Families left at war over celebrity wills
Disputes over the wills of those in the public eye are becoming ever more prevalent. Celebrity estates of thousands or even millions of pounds are frequently becoming the centre of bitter disputes between family members, with asset distribution leading to rifts dividing those left behind.
Most recently reported as having a problem with a celebrity will is the son of the late Paul Daniels. The magician died in March of this year, leaving his estate worth £1.5 million to his wife, Debbie McGee.
Paul Junior has accused McGee – his stepmother – of failing to support him following his father’s passing. Junior, 56, claims she left him jobless after closing a shop set up by him and his father, as well as cutting off his phone contract, despite saying she would “look after him” and his brothers. Instead, he mentioned, “the only person she has looked after is herself”.
Junior became estranged from his father in the mid-1990s with the pair only reconciling when he was given a 12-month community order following a conviction of cultivating £89,000 worth of marijuana. He claims the event was something that allowed them to be “father and son again”. The relationship with his step-mother, however, remains strained and he stated that he no longer wants anything to do with her.
A spokesperson for Ms McGee had described the claims as “inaccurate”. Ms McGee now resides in the couple’s Berkshire home worth £2.5 million, which was transferred into her name prior to her husband’s death.
People are living longer, multiple marriages and thus greatly extended families are becoming more common.

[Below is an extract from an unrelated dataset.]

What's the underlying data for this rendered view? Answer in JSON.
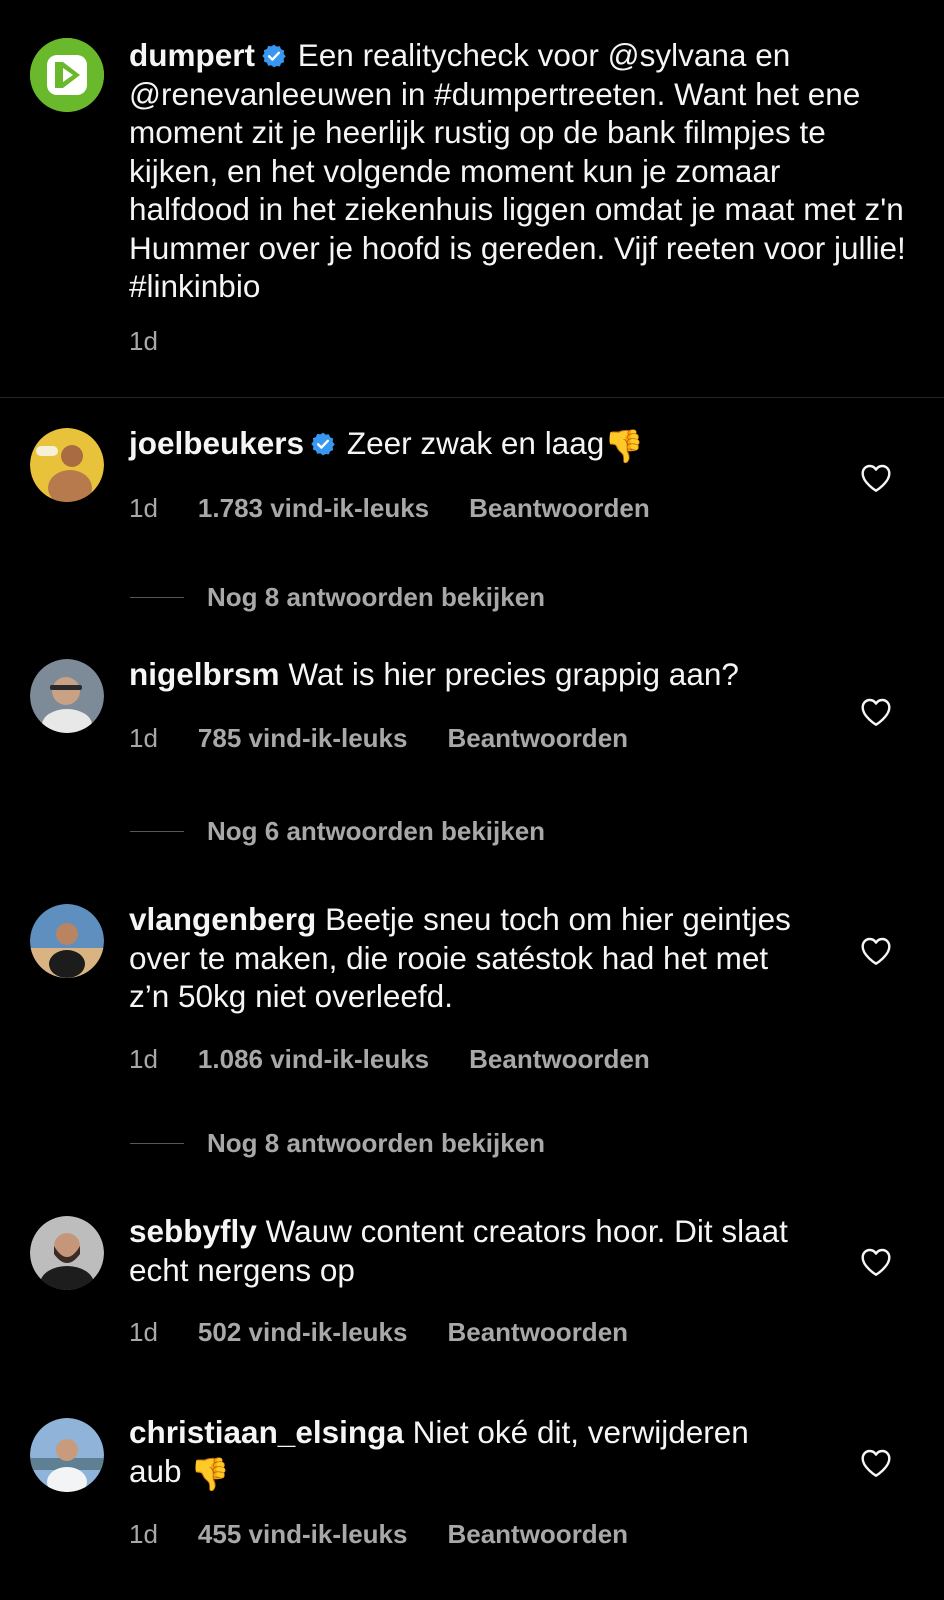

Challenges to wills have naturally increased as a result.
“When making a will, it is important to give thought to the implications of how children from different marriages should be provided for, and that your wishes of what you want to happen and why are clearly recorded. A clear record of why a certain family member has been left out of the will may reduce the chances of a challenge to the will from the outset.”

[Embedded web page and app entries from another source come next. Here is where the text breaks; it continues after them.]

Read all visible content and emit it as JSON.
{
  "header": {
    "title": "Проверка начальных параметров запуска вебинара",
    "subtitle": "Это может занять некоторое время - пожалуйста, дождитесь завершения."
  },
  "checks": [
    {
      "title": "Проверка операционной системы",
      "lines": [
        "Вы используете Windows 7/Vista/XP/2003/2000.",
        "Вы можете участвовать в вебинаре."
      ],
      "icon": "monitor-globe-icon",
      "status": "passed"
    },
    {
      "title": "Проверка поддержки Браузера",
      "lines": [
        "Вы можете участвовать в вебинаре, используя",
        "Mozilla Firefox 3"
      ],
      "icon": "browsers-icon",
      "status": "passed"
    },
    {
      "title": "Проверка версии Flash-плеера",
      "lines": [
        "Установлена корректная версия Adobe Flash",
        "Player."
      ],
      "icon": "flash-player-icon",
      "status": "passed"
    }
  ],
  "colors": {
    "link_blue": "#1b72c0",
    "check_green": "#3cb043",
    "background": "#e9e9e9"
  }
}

Pike further highlights the ability for certain categories of person such as spouses, partners and children being able to dispute the will should they consider they have not properly been provided for. She does however call attention to the emotional nature of will disputes.
“I always advise people to think really carefully before proceeding. Once someone raises even the prospect of disputing the will, it immediately sets families against each other at a time when they are already distressed by the loss of a loved one.”